This literal translation thing is pretty annoying. The correct English translation to me would be "I WILL go, if you go too" so why isn't it accepted? I suppose the average duolingo user can understand that "ik ga" is present tense, even though it translates to "I will go" in this case.
You misunderstood his post. His point is that Duolingo tends to ask and expect only literal translations as correct, no matter how awkward the translation is in English. "I go if you go too" is something nobody would say. You would say "I go if you do" or "I go if you go", but in this case neither of those are accepted.
An issue we all face is international English - i.e. an English spoken by millions of people whose native language is not English. We get very used to hearing people say "I go if you go too" and we understand it, but it is not natural.
The second issue is context. For most phrases in Duolingo, there is a translation that immediately jumps out at you as being the most natural: however in certain contexts, that translation would be wrong and another would fit better.

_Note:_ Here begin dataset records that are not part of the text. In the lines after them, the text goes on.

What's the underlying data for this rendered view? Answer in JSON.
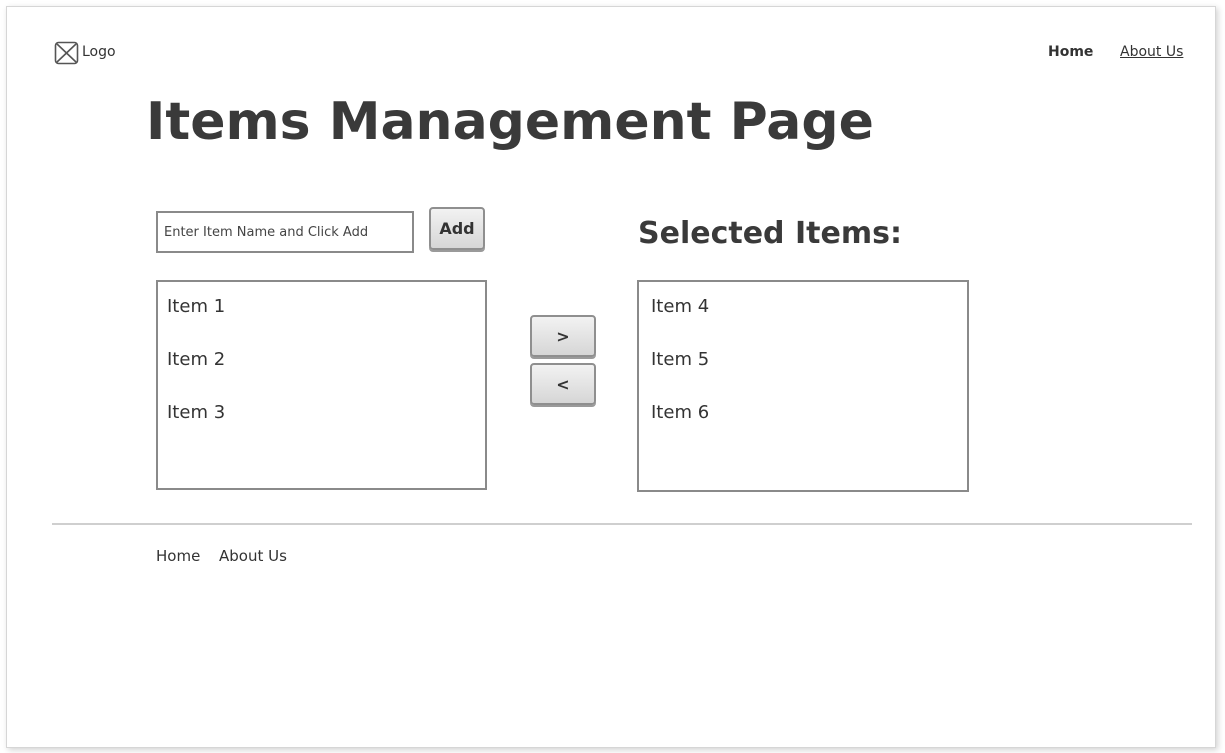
{
  "header": {
    "logo_label": "Logo",
    "nav": {
      "home_label": "Home",
      "about_label": "About Us"
    }
  },
  "main": {
    "title": "Items Management Page",
    "add_form": {
      "input_placeholder": "Enter Item Name and Click Add",
      "input_value": "",
      "add_label": "Add"
    },
    "available_items": [
      "Item 1",
      "Item 2",
      "Item 3"
    ],
    "transfer": {
      "move_right_label": ">",
      "move_left_label": "<"
    },
    "selected": {
      "title": "Selected Items:",
      "items": [
        "Item 4",
        "Item 5",
        "Item 6"
      ]
    }
  },
  "footer": {
    "home_label": "Home",
    "about_label": "About Us"
  },
  "icons": {
    "logo": "image-placeholder-icon"
  }
}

For this sentence, the two that come to my mind as the ones I would say are "I'll go if you go (too)" or "I'm going if you are (too)". It is almost impossible to think of a context where "I go if you go too" would work.
I'm not sure I get what you were trying to say.
As far as I know, indien and als (when als is used as a subordinating conjunction) are synonyms, the difference being that indien is more formal. Any thoughts from native speakers?
You can find more information about this here: https://onzetaal.nl/taaladvies/als-wanneer-indien
And here: https://www.taaltelefoon.be/als-indien
Sorry but all the information I found is in Dutch.
In my French-Dutch dictionary: "si" which means "if" was usually translated as "als".
"indien" was replaced with "à condition de" which is "on the condition of" which can also be replaced with "if", but you can see that it has a different flavor. I agree with AZ-Dude that it is closer to "but only if". .I would say "only if".
The example in the dictionary is "To pay a less expensive entry fee on condition of being at least 65 years old." http://dictionnaire.reverso.net/neerlandais-francais/indien
"mits" was replaced with "à condition que" which is "on the condition that" which again is very similar. I can see why you asked and I hope a Dutch expert gets back to us soon. In the following example it is used in "We'll buy the house on the condition that we can move in next month." http://dictionnaire.reverso.net/neerlandais-francais/mits/forced
This is what I found:
Indien= in case
Mits= provided that So the latter seems to be more 'forceful' or something.
In you first sentence, the condition the speaker is setting is that 'I' go, the consequence of the condition is that 'you' go (your 'going' depends on that 'I' go).
If I go, you go= you'll go (only) if I go.
In the original sentence, the condition the speaker is setting is that 'you' go, so that 'I' go.
If you go, I'll go= I'll go (only) if you go.
Sorry, but I cannot explain it any better, you're just inverting what is the condition and what it is that depends on that condition taking place.